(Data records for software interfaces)
▼

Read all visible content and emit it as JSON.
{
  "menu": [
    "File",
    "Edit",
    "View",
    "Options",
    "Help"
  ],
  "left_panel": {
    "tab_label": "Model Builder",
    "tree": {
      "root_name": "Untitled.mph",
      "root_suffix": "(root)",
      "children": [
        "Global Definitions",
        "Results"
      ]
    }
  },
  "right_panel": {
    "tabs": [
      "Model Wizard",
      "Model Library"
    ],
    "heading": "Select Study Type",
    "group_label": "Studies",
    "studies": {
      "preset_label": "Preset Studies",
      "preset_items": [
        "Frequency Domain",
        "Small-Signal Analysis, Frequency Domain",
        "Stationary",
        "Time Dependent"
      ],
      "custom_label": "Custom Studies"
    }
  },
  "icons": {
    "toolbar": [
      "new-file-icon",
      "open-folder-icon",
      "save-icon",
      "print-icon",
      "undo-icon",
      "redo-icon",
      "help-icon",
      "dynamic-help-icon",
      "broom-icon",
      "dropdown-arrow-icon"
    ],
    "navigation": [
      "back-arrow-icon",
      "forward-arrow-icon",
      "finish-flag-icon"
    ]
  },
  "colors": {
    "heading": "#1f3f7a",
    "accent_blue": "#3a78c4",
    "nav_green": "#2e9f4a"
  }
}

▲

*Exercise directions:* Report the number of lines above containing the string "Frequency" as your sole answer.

*Task result:* 2